Now we have the Whitney giving us a direct acquaintance, if not the original disobedient thrill, with an exhibition of more than 350 works (it seems like a thousand). They range from an early painting of a nose-job ad to huge, embellished silkscreen pictures of hot-colored electric chairs and a brushed-over Mao, Brillo-box sculptures, deliberately enervating “screen test” films of practically comatose “superstars,” and later experiments with UV light, camouflage and urine. (The show will travel to San Francisco and Chicago.)
Andy Warhol was, to quote the catalog, “the ambitious, gay, Byzantine Rite Catholic son of Czechoslovak immigrants born on Pittsburgh’s working-class North Side.” His father was a construction worker who died when Andy was 13, and left him with an ethnic-sounding surname, Warhola, that he hated and later altered. Warhol’s mother cleaned houses, made decorative tchotchkes from tin cans and colored paper, and contributed much of the lettering to Andy’s lucrative early shoe-ad drawings.

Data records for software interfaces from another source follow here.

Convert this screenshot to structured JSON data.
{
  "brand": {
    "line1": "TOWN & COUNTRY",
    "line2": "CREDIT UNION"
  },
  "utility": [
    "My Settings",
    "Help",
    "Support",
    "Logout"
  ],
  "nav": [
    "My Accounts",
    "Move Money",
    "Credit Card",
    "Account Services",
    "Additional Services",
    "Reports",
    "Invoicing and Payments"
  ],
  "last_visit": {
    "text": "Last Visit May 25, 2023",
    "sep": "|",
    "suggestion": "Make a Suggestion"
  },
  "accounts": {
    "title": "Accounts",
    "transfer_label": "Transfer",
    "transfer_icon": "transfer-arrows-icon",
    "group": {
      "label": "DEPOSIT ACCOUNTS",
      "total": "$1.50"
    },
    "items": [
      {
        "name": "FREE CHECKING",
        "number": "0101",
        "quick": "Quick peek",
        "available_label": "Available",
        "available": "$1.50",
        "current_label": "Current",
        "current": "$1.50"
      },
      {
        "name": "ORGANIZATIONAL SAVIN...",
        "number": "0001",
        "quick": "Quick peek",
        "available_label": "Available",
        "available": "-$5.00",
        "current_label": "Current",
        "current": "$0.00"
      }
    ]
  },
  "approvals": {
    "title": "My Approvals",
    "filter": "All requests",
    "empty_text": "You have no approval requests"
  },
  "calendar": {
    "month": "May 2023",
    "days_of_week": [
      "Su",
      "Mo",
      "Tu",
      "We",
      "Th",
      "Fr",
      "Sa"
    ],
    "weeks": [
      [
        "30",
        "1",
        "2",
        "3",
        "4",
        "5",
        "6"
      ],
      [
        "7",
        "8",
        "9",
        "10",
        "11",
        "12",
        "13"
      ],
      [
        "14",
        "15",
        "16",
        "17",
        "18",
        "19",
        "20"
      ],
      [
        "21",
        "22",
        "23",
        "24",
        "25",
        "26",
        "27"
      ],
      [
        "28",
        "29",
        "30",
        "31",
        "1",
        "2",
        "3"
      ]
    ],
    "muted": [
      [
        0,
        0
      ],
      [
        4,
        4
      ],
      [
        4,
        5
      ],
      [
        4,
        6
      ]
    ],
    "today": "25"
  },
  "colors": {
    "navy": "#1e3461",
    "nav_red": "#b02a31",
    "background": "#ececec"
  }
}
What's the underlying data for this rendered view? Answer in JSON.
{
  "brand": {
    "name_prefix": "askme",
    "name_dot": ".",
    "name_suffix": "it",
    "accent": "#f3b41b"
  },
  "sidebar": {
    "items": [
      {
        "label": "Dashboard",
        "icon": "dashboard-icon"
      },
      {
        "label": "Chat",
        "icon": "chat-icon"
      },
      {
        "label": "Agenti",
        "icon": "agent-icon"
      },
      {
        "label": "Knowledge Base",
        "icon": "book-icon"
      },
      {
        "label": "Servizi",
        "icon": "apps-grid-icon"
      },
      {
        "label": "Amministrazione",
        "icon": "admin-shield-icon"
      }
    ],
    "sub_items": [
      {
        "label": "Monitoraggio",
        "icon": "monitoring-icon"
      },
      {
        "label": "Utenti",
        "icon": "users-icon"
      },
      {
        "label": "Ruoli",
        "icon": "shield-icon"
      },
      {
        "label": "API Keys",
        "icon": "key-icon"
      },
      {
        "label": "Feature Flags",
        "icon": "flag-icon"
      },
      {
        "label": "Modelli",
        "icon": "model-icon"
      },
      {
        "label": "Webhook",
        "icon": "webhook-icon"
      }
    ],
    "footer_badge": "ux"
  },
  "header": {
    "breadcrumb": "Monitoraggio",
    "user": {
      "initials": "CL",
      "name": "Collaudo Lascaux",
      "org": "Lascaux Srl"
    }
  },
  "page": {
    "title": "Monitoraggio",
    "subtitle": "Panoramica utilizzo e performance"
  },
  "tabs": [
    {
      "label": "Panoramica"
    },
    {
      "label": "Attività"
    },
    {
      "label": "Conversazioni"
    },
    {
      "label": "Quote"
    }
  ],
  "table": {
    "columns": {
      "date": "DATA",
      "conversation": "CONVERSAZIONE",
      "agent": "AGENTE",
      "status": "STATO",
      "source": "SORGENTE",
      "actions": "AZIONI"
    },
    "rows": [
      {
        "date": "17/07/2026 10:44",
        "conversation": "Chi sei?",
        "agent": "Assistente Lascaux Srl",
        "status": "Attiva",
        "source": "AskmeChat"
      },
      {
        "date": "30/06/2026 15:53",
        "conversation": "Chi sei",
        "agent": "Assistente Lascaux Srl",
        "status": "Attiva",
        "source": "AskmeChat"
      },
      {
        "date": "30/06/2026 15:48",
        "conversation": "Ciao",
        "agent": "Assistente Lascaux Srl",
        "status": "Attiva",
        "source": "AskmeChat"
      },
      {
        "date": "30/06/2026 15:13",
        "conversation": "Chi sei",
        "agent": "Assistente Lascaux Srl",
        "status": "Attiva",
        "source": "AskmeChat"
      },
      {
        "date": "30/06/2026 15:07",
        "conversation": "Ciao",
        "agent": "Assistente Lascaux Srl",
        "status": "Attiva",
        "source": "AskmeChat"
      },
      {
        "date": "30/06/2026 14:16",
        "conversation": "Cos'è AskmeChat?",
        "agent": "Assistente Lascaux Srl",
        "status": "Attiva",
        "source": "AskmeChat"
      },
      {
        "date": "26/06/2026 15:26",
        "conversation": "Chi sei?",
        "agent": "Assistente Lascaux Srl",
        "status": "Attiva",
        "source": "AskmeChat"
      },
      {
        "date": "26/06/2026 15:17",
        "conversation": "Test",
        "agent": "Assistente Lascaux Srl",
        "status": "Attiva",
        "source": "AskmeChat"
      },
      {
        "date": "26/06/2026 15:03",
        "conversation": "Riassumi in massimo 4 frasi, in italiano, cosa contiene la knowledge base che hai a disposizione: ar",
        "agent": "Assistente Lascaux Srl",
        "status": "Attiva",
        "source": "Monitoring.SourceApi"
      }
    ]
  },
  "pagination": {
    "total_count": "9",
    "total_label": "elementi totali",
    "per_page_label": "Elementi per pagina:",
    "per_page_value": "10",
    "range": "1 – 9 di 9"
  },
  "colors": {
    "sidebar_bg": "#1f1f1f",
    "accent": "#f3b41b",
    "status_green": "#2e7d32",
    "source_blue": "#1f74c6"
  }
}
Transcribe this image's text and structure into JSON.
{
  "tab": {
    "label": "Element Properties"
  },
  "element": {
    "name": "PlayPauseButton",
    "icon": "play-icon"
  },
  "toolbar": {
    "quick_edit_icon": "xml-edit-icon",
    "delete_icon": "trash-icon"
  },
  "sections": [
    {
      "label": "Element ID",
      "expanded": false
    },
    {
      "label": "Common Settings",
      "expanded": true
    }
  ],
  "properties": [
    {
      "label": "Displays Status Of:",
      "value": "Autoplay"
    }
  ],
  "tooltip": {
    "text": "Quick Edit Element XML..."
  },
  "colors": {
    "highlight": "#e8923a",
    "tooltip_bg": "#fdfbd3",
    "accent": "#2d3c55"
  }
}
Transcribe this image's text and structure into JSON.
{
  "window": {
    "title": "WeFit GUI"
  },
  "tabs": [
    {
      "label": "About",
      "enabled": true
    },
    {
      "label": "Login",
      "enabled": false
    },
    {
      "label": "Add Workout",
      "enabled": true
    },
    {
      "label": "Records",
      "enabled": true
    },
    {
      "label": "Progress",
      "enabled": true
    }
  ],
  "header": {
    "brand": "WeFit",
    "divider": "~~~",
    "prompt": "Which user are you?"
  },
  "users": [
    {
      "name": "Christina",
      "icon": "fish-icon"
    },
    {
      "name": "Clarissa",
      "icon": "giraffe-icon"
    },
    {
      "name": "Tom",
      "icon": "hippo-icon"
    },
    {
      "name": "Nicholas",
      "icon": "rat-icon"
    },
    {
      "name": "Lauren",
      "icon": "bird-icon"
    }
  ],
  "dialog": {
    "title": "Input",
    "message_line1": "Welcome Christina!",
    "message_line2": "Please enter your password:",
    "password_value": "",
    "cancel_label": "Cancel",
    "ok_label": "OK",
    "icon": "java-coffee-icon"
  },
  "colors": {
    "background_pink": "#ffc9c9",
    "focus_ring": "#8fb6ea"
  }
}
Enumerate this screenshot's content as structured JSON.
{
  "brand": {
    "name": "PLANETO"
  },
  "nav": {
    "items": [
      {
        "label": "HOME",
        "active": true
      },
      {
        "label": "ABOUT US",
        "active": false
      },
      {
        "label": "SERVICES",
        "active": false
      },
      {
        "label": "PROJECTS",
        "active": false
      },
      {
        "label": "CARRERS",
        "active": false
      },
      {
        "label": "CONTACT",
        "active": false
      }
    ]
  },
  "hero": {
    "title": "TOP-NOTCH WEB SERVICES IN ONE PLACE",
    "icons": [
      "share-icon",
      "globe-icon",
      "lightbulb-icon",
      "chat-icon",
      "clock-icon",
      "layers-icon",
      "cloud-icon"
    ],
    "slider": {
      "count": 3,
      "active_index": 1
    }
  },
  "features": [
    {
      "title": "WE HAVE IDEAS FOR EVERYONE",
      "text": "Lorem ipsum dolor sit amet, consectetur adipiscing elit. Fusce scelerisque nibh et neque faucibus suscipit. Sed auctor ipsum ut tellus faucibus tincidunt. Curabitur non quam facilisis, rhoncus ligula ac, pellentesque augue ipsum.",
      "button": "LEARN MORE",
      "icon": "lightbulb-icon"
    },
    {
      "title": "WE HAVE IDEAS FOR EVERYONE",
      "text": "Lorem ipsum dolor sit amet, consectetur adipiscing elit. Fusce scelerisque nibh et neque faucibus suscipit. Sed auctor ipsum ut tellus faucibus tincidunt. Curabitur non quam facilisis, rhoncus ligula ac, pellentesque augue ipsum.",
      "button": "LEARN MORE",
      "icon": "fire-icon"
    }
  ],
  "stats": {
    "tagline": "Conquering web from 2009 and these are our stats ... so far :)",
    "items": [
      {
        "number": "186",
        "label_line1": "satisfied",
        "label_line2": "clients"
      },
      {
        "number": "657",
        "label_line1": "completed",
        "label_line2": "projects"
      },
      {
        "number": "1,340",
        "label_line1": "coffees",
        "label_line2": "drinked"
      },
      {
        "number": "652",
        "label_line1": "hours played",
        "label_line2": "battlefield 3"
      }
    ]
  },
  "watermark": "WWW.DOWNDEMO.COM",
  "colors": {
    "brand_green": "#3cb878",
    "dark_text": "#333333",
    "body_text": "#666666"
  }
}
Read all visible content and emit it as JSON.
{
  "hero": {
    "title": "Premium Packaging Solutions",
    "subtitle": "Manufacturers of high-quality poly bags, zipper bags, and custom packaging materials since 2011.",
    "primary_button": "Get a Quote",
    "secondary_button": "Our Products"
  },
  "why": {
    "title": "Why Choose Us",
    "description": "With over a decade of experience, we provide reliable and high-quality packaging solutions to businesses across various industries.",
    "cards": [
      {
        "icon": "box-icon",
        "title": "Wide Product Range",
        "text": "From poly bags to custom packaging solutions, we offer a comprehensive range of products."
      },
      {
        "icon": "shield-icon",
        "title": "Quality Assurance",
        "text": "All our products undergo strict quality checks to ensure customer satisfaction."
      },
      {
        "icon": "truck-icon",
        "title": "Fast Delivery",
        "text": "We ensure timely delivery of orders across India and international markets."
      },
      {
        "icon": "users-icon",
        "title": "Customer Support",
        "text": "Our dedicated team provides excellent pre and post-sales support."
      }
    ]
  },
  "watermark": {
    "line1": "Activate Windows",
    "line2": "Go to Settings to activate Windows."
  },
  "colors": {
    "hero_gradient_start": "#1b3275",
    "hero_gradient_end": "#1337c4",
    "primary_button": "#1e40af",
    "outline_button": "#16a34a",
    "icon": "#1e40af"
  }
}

A few years before he got the fateful career tip concerning his Coke-bottle paintings, Warhol—who was becoming desperate to enter what he saw as the real art world—took some homoerotic ink drawings to the scruffy Tanager Gallery, a redoubt of gnarly Abstract Expressionists, and was, figuratively, laughed out of the room. Even after he got a foothold in the New York art world in the early ’60s, he wondered why Robert Rauschenberg and Jasper Johns—both gay and at least proto-Pop artists, but buttoned-down about their homosexuality—got more meaningful attention than he did. “Oh, when will I be famous,” Warhol said he went around moaining, “when will it happen?”
As the art world underwent a seismic shift away from impoverished but obligatory macho bombast and drifted toward being more inclusive and businesslike, Andy won his cultural bet big. Indeed, Warhol wrote, “Business art is the step that comes after art. I started as a commercial artist, and I want to finish as a business artist.”
He was also extraordinarily talented. It wasn’t for nothing that Warhol the 1950s illustrator boasted a client list that included CBS, Upjohn pharmaceuticals, Martini & Rossi and the Container Corporation of America; he was the sole artist for I. Miller & Sons’ famous shoe campaign, and received the Art Directors Club Medal in 1957. As a gallery-and-museum artist, he had an unerring eye for the kinds of images that would push the “is this art or a joke?” boundaries of taste yet, as one art professor I know puts it, were as publicly “accessible as an image of the Madonna was to a person living in the Rhineland in the middle of the 11th century.”
What gives Warhol an unexpected grandeur is his perhaps religious sense of tragedy. He’s the only Pop artist who isn’t essentially comic. His “long preoccupation with death” (Ms. De Salvo again, in the catalog), his fervent and troubled Catholicism (in the 1966 Warhol film, “The Pope Ondine Story,” the star shoots up amphetamine), and his clearly schizoid attitude toward cheapness and glitz remove him from visual happy talk about comic strips, gigantic badminton shuttlecocks and Standard Oil gas stations by, respectively, Roy Lichtenstein, Claes Oldenburg and Ed Ruscha. In Shakespearian terms, all those other Pop artists are “The Merry Wives of Windsor” while Warhol—being both the product of the “form and pressure” of his times, as well as the cause of them for artists who’ve come after—is pretty close to “Hamlet.”
That Warhol’s celebration of our society’s leaden vulgarity and materialism seems worthy again and again of museological examination isn’t, however, the problem. That it’s still so socially current, so persistently now, so apt a visual description of our thoughtless consumption is, alas, an enormous one. It’s time to move on.
—Mr. Plagens is an artist and writer in New York.